Remember how Doctor Spock and Captain Kirk, in the Enterprise, were always running into alien life forms? I don’t believe they ever explained, exactly, how the plug uglies they encountered happened to be up there (or maybe I missed that episode). Did they evolve from monkeys just as we did? Very homely ones? Were their planets colonized by refugees from Earth who, under the constant bombardment of gamma rays on Alpha Four, began to look like they had a case of bad stage makup?

Maybe there’s another explanation for how alien civilizations get their start. Two researchers at the University of Hong Kong say the “building blocks of life” are everywhere, waiting for the deft touch of nature (or, if you prefer,the finger of God) to turn them into living cells.

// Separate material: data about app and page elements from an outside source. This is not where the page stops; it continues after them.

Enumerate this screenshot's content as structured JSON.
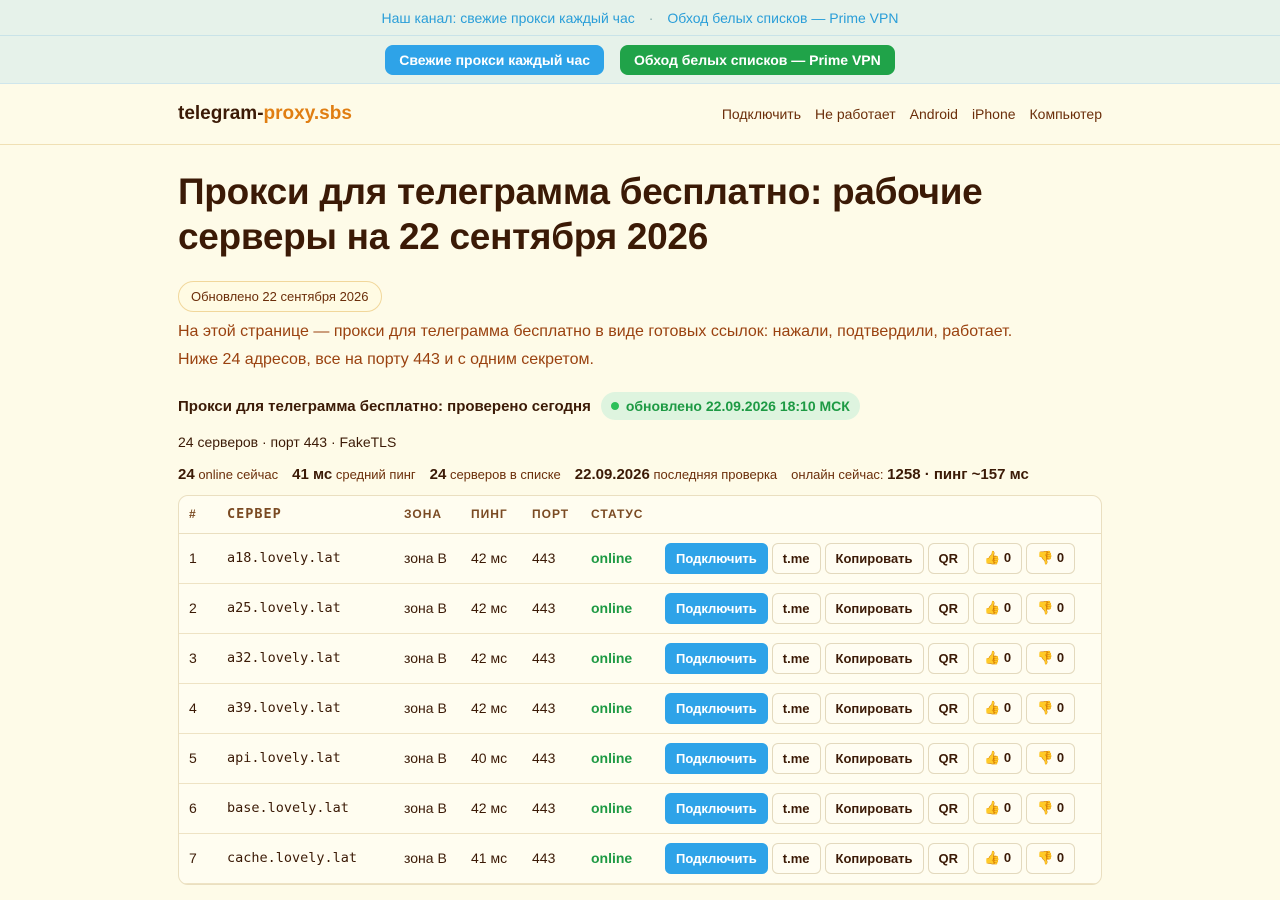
{
  "topbar": {
    "link1": "Наш канал: свежие прокси каждый час",
    "separator": "·",
    "link2": "Обход белых списков — Prime VPN"
  },
  "cta": {
    "proxy_button": "Свежие прокси каждый час",
    "vpn_button": "Обход белых списков — Prime VPN",
    "colors": {
      "blue": "#2ea3e8",
      "green": "#20a349"
    }
  },
  "header": {
    "logo_main": "telegram-",
    "logo_accent": "proxy.sbs",
    "nav": [
      "Подключить",
      "Не работает",
      "Android",
      "iPhone",
      "Компьютер"
    ]
  },
  "main": {
    "title": "Прокси для телеграмма бесплатно: рабочие серверы на 22 сентября 2026",
    "updated_pill": "Обновлено 22 сентября 2026",
    "intro_line1": "На этой странице — прокси для телеграмма бесплатно в виде готовых ссылок: нажали, подтвердили, работает.",
    "intro_line2": "Ниже 24 адресов, все на порту 443 и с одним секретом.",
    "section_title": "Прокси для телеграмма бесплатно: проверено сегодня",
    "fresh_badge": "обновлено 22.09.2026 18:10 МСК",
    "meta": "24 серверов · порт 443 · FakeTLS",
    "stats": {
      "online_value": "24",
      "online_label": "online сейчас",
      "ping_value": "41 мс",
      "ping_label": "средний пинг",
      "servers_value": "24",
      "servers_label": "серверов в списке",
      "check_value": "22.09.2026",
      "check_label": "последняя проверка",
      "now_label": "онлайн сейчас:",
      "now_value": "1258 · пинг ~157 мс"
    }
  },
  "table": {
    "headers": [
      "#",
      "СЕРВЕР",
      "ЗОНА",
      "ПИНГ",
      "ПОРТ",
      "СТАТУС"
    ],
    "actions": {
      "connect": "Подключить",
      "tme": "t.me",
      "copy": "Копировать",
      "qr": "QR",
      "like": "👍 0",
      "dislike": "👎 0"
    },
    "rows": [
      {
        "num": "1",
        "server": "a18.lovely.lat",
        "zone": "зона B",
        "ping": "42 мс",
        "port": "443",
        "status": "online"
      },
      {
        "num": "2",
        "server": "a25.lovely.lat",
        "zone": "зона B",
        "ping": "42 мс",
        "port": "443",
        "status": "online"
      },
      {
        "num": "3",
        "server": "a32.lovely.lat",
        "zone": "зона B",
        "ping": "42 мс",
        "port": "443",
        "status": "online"
      },
      {
        "num": "4",
        "server": "a39.lovely.lat",
        "zone": "зона B",
        "ping": "42 мс",
        "port": "443",
        "status": "online"
      },
      {
        "num": "5",
        "server": "api.lovely.lat",
        "zone": "зона B",
        "ping": "40 мс",
        "port": "443",
        "status": "online"
      },
      {
        "num": "6",
        "server": "base.lovely.lat",
        "zone": "зона B",
        "ping": "42 мс",
        "port": "443",
        "status": "online"
      },
      {
        "num": "7",
        "server": "cache.lovely.lat",
        "zone": "зона B",
        "ping": "41 мс",
        "port": "443",
        "status": "online"
      }
    ]
  }
}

They (the researchers) say stars make a petroleum like substance which is full of complex organic molecules. Aromatic rings, even. This  “Star Goo”, eventually, spreads throughout space.

The last time we watched life get started – um that would be the first time too – it happened in the wink of an eye. A cosmic eye, anyway. Since we know there are lots of planets and lots of water out there and, now,  thanks to Kwok and Yong Zhang , we know that every star in every galaxy contains  an E Z STARTER KIT FOR LIFE , it’s a good bet that there are plenty of living creatures to be found.


Doesn’t that just suck?  Living creatures inhabiting biological niches throughout this busy universe, and, yet, we continue our lonely existence with no practical way to know who or what is out there? Life everywhere but “not a single drop to drink”?

As it were.

For a while, the SETI Project seemed like it might come up with something but it’s beginning to dawn on some that we’re probably barking up the wrong antenna. Our own civilization sends out very few stray radio waves anymore.  More underground cables. Less antennas. If it’s like that, upstairs, this is bad news for SETI.

Sad, I suppose, although, maybe it’s good for us to figure things out on our own. And, maybe, we’re better off without yet another higher power. Heaven KNOWS we’re having enough problems with the lower ones.

Get this though. There may BE a way to sniff out another civilization. Wouldn’t aliens, independently, come up with the idea of artificial light? Just like we did? It makes sense.   Abraham Loeb and Edwin Turner think so. Loeb (Harvard) and Turner (Princeton) feel that a well lit alien city could be detected with a sensitive telescope. It would have to be  more sensitive than anything we have now but, with the right filters, a new generation of telescopes might do the trick.

At least, that’s the theory.


Image by Mister SASB